Bipartite graphs with min weights

I have a full bipartite graph with node sets $ A=\{a_1,a_2,\ldots,a_n\}$ and $ B=\{b_1,b_2,\ldots,b_n\}$ . Each node has a weight, $ v_i$ for $ a_i$ and $ w_i$ for $ b_i$ . Each node $ a_i$ is connected to exactly one node of $ B$ , say $ b_j$ , via an edge $ e_i$ , whose weight is $ \min(v_i,w_j)$ . Now I want to find a one-to-one mapping from $ A$ to $ B$ , whose sum of edge weights is as small as possible.

My idea is to sort $ v_i$ s increasingly and $ w_i$ s decreasingly and then find the sum of all $ \min(v_i,w_i)$ after sorting. Is it correct? Can you give a proof/disproof?

Finding simple path on grid graphs of length $l$
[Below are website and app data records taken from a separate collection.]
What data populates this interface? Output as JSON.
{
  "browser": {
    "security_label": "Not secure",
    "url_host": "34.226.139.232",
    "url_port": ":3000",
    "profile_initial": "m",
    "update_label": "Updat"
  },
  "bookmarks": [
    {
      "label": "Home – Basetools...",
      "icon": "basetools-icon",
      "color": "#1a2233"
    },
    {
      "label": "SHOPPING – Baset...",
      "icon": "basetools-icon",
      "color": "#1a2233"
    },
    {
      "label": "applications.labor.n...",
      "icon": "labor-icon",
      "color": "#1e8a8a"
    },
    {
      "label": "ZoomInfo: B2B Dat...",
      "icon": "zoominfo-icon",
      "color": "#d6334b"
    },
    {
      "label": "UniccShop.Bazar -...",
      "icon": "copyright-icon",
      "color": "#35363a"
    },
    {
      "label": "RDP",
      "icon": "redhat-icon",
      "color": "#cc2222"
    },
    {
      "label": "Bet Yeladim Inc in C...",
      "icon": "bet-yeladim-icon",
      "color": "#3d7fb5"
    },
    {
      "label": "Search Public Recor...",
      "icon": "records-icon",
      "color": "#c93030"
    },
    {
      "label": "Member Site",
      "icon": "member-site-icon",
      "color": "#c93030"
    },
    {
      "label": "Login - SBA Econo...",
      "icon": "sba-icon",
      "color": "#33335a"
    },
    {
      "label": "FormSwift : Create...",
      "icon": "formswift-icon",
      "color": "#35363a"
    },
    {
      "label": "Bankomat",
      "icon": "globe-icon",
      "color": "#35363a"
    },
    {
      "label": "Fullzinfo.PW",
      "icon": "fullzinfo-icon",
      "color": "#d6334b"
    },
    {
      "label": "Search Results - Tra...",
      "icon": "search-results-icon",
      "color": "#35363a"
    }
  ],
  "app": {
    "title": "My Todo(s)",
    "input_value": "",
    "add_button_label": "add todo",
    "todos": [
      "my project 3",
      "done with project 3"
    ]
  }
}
Let $ G$ be a grid graph and we are given two vertices $ s$ and $ t$ and $ l$ , the goal is to check if there exists a path from $ s$ to $ t$ simple path of length $ l$ ?

Brute force algorithm will give $ n^l$ time algorithm as I will simply enumerate all the paths of length $ l$ . Are there faster algorithms for this problem?

My observation is grid graphs are bipartite graphs so all paths will be either of odd length or even length but I don’t know how to use this fact. Note that in grid graphs the degree is bounded by four so from any vertice to any other vertex, number of paths of length $ l$ are bounded by $ 4^l$ . I am looking for an algorithm faster than $ 4^l$ .

Is realization of unit disk graphs hard?

It is known that recognizing a unit disk graph is NP-hard [1].

However, the paper does not mention how hard is the realization problem.

I have looked up several references [2][3][4]. None of the papers answer whether the following problem is NP-hard:

Given a unit disk graph $ G = (V,E)$ , find a configuration of a set $ \mathcal{D}$ of disks, such that the intersection graph $ G(\mathcal{D})$ of $ \mathcal{D}$ is isomorphic to $ G$ .

The difference between this problem and the recognition problem is that the input of this problem is guaranteed to be a unit disk.

Is there any study that shows the complexity of the above problem? I expect it to be NP-hard, but I am yet to find a full proof.

Are there graphs for which A* cannot be admissible?

Wikipedia states that “On infinite graphs with a finite branching factor and edge costs that are bounded away from zero $ (d(x,y)>\varepsilon >0$ for some fixed $ \varepsilon$ ), A* is guaranteed to terminate only if there exists a solution.”

Does this mean that, if I have such a graph, then there is no admissible A* which exists for this graph? When one says that A* is not admissible, this means that its heuristic is not admissible, right?

Furthermore, is it correct to say that a heuristic is only admissible with respect to a graph – not generally admissible?

For example, if I have a infinite graph which has a finite branching factor, and the cost of each edge is half of the cost of the edge preceding it (something like this: $ goal\leftarrow_{_{c=2}} start \rightarrow_{_{c=1}}q1 \rightarrow_{_{c=1/2}} q_2 \rightarrow …$ ), the heuristic and therefore the A* is necessarily inadmissible as there exists no fixed $ \epsilon>0$ that is less than the cost of any edge?

To generalize, the $ epsilon$ constraint is to make sure that there is no infinite path who’s total cost converges, thereby assuring termination?

Any clarification is appreciated. Thanks!

When should we construct trees, graphs to analyse an algorithm?

In many algorithms, it’s easy to understand how the algorithm is executed, but as for why it works well and how it can work, it’s not very easy to see, sometimes, authors construct trees or graphs to put things analysed in them and use those stuctures to describe the property of the research object and prove some property of the structures to finally give an explanation why it works well…

When should we use trees, graphs to analyse an algorithm? Or equivalently, what property do trees or graphs do well in describing in theory.

Like, in sort algorithms, many algorithms are analysed with a binary tree, in 2SAT algorithms, the core of the problem is decribed as a graph.

Well, for the problems with fixed mode, the structures can be implied easily, like the problems in OI or leetcode, however, in research such situation is not so likely to happen.

If the best probably answer is: well, when you feel some structures are proper, you can try them, it is hard to say which must be used and which shouldn’t. I accept it. I look forward to a more inspiring answer.